For more than two decades, the mile-long stretch of Santa Monica Boulevard in Hollywood known as Theatre Row has served as home to the city's densest plot of live theaters, drawing audiences to a diverse array of stages run by scrappy companies.
On busy nights, spectators can see works by new playwrights, revisit classic dramas or take in comedy shows. Weeknights often find the area filled with students attending acting classes and auditions.
But in the last several months, an array of challenges has mounted, and many observers believe Theatre Row's existence — and the cultural viability of the larger neighborhood — is threatened.
Rising commercial rents have already caused two of the district's most prominent companies — the Celebration Theatre and the Open Fist Theatre Company — to move. Theater leaders say others are in jeopardy.
Some also pointed to a recent influx of marijuana dispensaries and a resurgence in criminal activity in the area, including prostitution.
"It was starting to feel a lot safer in the last five years.

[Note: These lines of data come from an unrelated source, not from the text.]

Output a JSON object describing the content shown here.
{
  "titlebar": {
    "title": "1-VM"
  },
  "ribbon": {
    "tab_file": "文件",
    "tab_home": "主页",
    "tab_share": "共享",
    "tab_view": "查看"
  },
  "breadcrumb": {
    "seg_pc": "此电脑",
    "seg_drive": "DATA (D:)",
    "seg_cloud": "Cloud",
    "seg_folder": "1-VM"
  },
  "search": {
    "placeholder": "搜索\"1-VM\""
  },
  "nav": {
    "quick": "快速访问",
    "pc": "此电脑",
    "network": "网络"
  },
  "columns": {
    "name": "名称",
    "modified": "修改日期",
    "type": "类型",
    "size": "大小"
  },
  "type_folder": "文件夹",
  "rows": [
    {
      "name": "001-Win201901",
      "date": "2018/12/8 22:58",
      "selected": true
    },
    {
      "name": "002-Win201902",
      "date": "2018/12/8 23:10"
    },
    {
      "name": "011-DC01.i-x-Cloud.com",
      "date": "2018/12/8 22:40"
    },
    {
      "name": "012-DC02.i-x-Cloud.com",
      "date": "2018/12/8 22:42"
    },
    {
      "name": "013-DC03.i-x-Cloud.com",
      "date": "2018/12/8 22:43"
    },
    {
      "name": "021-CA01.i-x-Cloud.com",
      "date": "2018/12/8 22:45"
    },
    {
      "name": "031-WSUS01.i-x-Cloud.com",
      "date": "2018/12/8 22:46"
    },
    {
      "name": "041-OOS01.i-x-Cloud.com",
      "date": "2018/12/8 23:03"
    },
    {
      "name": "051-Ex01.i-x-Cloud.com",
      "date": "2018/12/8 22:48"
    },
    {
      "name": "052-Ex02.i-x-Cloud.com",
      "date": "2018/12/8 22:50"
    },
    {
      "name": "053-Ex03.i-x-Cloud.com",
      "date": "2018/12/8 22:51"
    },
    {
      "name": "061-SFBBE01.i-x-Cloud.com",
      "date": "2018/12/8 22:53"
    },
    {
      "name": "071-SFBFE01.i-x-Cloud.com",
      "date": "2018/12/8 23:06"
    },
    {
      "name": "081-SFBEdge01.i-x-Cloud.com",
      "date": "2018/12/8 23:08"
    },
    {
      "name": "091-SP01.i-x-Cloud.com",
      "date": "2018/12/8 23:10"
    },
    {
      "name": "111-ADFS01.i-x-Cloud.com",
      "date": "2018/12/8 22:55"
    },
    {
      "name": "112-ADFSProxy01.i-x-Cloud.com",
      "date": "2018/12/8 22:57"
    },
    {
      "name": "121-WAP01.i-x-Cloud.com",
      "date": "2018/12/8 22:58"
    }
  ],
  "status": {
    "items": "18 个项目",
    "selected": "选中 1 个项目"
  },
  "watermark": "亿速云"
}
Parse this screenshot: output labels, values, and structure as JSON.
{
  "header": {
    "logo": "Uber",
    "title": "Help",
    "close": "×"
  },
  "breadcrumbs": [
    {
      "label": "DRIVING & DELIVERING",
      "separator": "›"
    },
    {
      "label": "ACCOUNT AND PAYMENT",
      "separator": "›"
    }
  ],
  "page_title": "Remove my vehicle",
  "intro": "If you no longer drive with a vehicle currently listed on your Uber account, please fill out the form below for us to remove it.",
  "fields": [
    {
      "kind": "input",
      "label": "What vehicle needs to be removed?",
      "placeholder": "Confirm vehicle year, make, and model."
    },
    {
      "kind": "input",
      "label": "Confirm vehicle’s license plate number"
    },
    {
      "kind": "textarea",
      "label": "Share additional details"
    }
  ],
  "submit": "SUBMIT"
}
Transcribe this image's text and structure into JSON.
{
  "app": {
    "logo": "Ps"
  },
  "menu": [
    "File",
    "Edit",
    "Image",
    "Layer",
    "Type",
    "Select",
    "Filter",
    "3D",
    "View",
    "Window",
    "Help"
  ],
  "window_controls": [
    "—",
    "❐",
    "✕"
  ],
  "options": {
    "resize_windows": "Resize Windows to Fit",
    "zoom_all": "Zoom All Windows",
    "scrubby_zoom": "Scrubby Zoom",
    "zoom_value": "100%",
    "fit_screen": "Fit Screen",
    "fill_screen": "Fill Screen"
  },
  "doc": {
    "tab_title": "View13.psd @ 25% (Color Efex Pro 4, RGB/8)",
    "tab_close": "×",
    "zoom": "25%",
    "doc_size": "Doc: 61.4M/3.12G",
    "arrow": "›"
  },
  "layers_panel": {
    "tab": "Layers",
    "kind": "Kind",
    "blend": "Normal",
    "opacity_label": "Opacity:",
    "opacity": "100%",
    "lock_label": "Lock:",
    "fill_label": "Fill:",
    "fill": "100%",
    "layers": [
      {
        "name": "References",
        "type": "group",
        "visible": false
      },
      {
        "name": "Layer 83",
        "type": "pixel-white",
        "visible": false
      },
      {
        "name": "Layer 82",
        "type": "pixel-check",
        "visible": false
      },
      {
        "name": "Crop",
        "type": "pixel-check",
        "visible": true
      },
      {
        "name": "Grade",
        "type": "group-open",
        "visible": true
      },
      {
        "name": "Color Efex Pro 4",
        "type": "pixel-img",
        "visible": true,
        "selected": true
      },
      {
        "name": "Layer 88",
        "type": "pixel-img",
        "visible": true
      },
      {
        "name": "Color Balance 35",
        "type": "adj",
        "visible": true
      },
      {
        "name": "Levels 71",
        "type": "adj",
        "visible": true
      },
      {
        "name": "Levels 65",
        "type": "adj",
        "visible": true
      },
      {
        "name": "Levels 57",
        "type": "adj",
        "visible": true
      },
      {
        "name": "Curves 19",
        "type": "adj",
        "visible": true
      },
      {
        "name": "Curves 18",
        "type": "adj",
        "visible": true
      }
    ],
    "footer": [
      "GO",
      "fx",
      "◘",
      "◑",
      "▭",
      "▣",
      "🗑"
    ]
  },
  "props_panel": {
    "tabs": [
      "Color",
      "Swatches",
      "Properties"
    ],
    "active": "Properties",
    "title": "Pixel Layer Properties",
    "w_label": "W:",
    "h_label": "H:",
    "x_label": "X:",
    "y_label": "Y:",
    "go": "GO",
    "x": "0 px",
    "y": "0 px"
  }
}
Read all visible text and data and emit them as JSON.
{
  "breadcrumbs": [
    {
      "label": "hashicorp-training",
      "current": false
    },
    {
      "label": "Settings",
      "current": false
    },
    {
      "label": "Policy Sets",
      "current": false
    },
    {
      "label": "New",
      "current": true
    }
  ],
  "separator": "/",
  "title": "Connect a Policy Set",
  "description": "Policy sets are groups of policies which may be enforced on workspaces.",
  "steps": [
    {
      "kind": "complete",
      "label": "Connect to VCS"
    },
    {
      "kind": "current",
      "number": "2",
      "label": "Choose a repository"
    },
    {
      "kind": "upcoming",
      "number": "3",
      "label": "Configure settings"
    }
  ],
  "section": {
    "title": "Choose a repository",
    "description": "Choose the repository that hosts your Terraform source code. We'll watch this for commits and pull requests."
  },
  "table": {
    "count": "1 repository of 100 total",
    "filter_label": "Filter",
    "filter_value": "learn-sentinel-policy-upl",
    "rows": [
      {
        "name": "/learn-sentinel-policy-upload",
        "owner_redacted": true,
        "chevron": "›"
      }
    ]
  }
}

But in the last six months, there's been a relapse," said Olya Petrakova, who runs the theater space Schkapf with Bryan Brown. "There's more drug use in the area, and prostitution is coming back."
The problems come at a crucial time for Theatre Row, which consists of nearly 20 stages, most of which have 99 or fewer seats.
The annual Hollywood Fringe Festival, which started in 2010, brings hundreds of theater productions from around the world to the neighborhood each summer and has benefited theaters by heightening the area's public profile.
At the same time, some companies continue to recover from the effects of the recession and are struggling to make ends meet.
"It's definitely a lot harder to sell tickets now than it was a decade ago," said Zeke Rettman, producing managing director at the Hudson Theatres. Some leaders believe that ticket prices are too expensive, and others said that it has become increasingly difficult to compete for people's attention on social media and other marketing channels.
But with the rapid gentrification of formerly marginal areas of Hollywood, bringing new construction of commercial and residential buildings and even hotels, land values are rising as well, leading to higher rent.
Open Fist's rent increase precipitated its departure. The company had been paying about $8,000 in monthly rent, but the landlord wanted to raise it by $4,000 a month.
"Commercial rents are creeping up again, and a nonprofit theater is not in the best position to compete in the market," said Martha Demson, artistic director of Open Fist.
Last year, the Celebration left its home of more than two decades on Santa Monica near La Brea Avenue because its occupancy expenses — which had started to include utilities on top of rent — more than doubled.
In the last eight years, the cost of residing at the theater rose from $3,000 per month to roughly $7,500, according to Michael C. Kricfalusi, the company's executive director.
The Celebration, which produces gay- and lesbian-themed plays and musicals, has found a part-time space in Atwater Village; Open Fist has opted for a nomadic existence, producing plays at different venues.
The Elephant Stages, on Santa Monica near Vine Street, will likely have to vacate its home in two years because the owner plans on selling the property. With three stages as well as a resident theater company, the Elephant has seen its rents soar since it moved to Hollywood in 1999. At the time, the company paid $3,100 per month for its 99-seat Lillian Theatre alone. It now pays $6,000 for the same space.